After executing the provided command, you will observe that the specified number of profile scrapers, explore scrapers, and API servers are successfully launched and operational.

Running scraper services locally with docker-compose

Deploying the Scraper to Kubernetes Cluster

Everything is prepared for the next stage, which involves deploying the application to a Kubernetes (k8s) cluster. Below is a sample k8s deployment file for your reference. You have the flexibility to customize the number of replicas for the scrapers and adjust the parameters for the scraper command as needed. It is important to note that the value for in the Ingress controller should be set according to the subnets associated with your k8s cluster during its creation. This ensures proper networking configuration for the Ingress controller.

To optimize cost while running the scraper, it is recommended to utilize Spot Instances when adding a new node group. Spot Instances offer a significant cost advantage, as they are typically priced 20%-90% lower than On-Demand instances. Since the scraper is designed to be stateless and can be terminated at any time, Spot Instances are suitable for this use case. By leveraging Spot Instances, you can achieve substantial cost savings while maintaining the required functionality of the scraper.

Set compute and scaling configuration for new node group

Once the node group has been successfully created and the state of the nodes has changed to ready, you are ready to deploy the scraper using the command kubectl apply -f deployment.yaml. This command will apply the configurations specified in the deployment file to the Kubernetes cluster. It will ensure that the desired number of replicas for the scraper services are up and running.

One of the advantages of using Kubernetes is its flexibility in scaling the number of replicas. You can easily adjust the number of workers that should be running at any given time by updating the deployment configuration. This allows you to scale up or down the number of scraper workers based on the workload or performance requirements.

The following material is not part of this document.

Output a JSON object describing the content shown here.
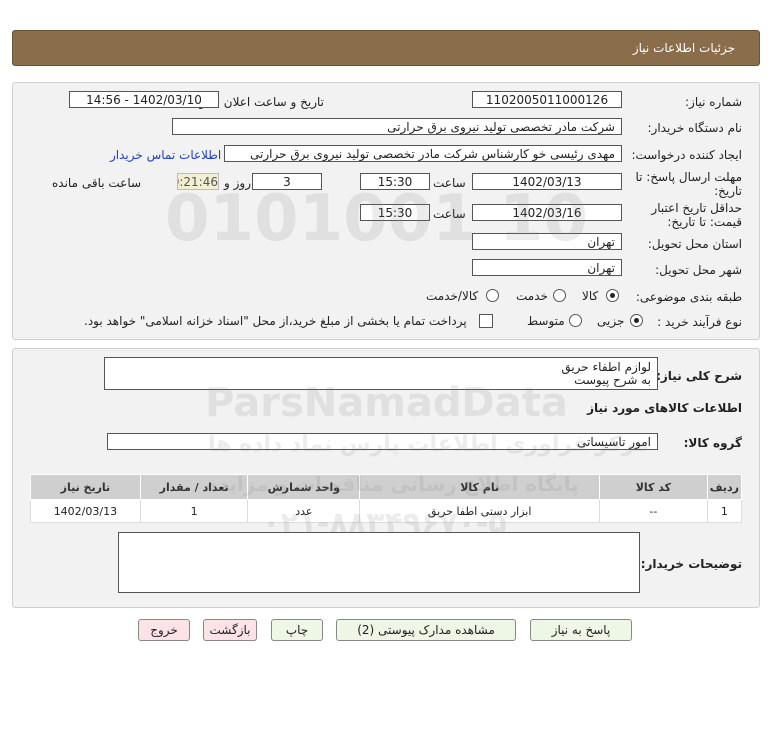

By executing the appropriate kubectl commands, you have the flexibility to manage and control the deployment of the scraper services within the Kubernetes cluster, ensuring optimal performance and resource utilization.

Nodes state page in AWS Kubernetes cluster

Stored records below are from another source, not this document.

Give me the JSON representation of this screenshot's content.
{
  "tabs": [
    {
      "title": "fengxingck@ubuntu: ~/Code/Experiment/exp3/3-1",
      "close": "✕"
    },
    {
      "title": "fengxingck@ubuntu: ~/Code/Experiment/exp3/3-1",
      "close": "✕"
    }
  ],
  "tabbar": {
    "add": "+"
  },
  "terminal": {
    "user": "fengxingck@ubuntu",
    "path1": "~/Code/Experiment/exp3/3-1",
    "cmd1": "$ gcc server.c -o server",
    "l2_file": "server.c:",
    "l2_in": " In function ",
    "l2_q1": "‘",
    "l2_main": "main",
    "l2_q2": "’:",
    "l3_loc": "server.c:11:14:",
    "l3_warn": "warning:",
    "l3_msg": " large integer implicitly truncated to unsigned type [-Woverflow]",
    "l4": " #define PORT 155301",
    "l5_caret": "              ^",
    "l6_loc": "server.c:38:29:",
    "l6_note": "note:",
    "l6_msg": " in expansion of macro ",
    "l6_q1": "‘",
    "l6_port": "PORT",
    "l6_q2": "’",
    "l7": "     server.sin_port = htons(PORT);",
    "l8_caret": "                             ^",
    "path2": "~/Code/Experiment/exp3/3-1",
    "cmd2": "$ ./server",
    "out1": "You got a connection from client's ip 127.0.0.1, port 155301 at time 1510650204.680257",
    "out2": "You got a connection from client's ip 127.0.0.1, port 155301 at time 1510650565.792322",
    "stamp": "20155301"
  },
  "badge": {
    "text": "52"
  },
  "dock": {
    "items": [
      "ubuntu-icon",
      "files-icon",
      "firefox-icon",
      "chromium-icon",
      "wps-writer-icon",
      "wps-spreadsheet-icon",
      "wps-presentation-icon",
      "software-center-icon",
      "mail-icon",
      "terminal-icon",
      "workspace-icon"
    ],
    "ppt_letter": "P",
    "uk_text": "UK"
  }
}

Based on my extensive experience with the scraper, I have observed that the initial speed can reach an impressive rate of up to 1 million records per day when using the criteria I have set. However, it’s important to note that as time progresses, the speed may gradually decrease to a few thousand records per day. This decline occurs due to the nature of the explore page, where many of the popular contents have been created months ago. As we continue to scrape more profiles, we naturally cover a significant portion of the popular ones. Consequently, it becomes increasingly challenging to discover new viral content.

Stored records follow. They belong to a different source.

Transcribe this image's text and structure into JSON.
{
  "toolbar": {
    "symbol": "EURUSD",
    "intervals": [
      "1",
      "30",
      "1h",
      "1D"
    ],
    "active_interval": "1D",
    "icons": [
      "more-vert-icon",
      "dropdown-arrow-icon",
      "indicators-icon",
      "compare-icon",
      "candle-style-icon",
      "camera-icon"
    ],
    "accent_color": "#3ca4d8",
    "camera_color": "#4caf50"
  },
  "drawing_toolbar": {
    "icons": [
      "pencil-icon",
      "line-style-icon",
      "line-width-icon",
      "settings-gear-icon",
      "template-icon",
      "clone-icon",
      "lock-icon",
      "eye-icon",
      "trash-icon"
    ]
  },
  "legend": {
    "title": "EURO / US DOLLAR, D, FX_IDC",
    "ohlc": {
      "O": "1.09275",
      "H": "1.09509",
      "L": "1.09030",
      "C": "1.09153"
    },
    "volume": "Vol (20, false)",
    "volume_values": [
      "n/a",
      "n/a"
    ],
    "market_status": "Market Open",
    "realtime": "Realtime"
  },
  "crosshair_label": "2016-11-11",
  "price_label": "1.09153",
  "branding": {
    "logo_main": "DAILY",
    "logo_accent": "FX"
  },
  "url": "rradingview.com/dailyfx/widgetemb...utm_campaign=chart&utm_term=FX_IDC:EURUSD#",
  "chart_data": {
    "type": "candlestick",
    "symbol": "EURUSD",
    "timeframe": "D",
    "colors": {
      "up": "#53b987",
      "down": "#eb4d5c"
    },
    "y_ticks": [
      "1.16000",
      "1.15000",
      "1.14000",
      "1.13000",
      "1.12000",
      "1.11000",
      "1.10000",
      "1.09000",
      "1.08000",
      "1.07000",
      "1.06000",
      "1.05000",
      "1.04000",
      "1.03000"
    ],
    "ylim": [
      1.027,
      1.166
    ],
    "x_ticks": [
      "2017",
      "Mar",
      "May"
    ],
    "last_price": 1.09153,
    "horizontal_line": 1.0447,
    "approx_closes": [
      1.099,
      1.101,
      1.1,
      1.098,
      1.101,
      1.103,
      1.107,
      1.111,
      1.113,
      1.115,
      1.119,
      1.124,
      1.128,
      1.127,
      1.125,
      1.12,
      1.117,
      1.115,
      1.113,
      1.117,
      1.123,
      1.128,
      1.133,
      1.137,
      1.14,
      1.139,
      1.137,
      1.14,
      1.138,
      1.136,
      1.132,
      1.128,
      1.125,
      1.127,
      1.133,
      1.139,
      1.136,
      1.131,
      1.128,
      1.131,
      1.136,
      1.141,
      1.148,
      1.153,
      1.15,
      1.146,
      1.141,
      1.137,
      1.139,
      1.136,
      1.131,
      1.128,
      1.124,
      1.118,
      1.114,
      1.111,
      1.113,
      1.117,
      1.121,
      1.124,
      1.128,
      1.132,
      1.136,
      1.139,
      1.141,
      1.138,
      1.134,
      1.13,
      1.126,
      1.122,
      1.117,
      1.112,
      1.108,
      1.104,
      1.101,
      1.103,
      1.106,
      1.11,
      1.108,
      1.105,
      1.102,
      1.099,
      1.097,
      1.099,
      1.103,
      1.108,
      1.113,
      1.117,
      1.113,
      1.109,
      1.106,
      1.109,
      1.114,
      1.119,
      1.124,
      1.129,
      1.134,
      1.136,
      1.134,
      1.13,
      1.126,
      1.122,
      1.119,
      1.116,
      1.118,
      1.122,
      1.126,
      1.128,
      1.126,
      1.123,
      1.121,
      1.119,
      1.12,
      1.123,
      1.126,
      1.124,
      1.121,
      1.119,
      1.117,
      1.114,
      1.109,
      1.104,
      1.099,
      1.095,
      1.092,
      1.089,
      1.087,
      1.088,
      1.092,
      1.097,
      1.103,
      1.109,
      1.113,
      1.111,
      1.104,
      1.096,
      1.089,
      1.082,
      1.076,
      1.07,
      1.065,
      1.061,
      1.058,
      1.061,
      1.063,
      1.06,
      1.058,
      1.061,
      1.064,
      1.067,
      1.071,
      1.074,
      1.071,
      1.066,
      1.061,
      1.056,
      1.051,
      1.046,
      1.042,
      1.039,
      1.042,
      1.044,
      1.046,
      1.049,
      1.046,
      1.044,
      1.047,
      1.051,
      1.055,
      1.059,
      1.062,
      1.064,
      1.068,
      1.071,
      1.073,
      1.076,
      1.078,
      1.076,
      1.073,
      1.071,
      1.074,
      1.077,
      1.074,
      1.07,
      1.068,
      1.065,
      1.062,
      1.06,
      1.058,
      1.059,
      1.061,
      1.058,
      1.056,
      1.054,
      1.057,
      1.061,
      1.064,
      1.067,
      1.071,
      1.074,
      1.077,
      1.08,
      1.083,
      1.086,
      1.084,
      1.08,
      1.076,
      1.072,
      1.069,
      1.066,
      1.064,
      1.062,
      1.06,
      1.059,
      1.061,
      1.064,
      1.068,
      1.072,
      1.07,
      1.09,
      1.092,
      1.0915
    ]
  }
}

Considering this, it is advisable to consider temporarily halting the scraper for a few weeks or even longer. By pausing the scraping process, you allow time for new viral content to emerge and accumulate. Once a sufficient period has passed, restarting the scraper will help maintain efficiency and optimize costs, as you will be able to focus on capturing the latest popular profiles and videos.

With the successful completion of the TikTok scraper and its deployment in a distributed system using Kubernetes, we have achieved a robust and scalable solution. The combination of scraping techniques, data processing, and deployment infrastructure has allowed us to harness the full potential of TikTok’s platform. If you have any questions regarding this article or any suggestions for future articles, I encourage you to leave a comment below. Additionally, I am available for remote work or contracts, so please feel free to reach out to me via email.

Top comments (3)

sarony11 profile image
Saul Fernandez

Very good job and very good inspiration for people learning a practical way using python. Congrats!

tonywangca profile image
Tony Wang

Thanks for your feedback.

xavierdev profile image
Lucille Xavier

Awesome tutorial, thanks for the share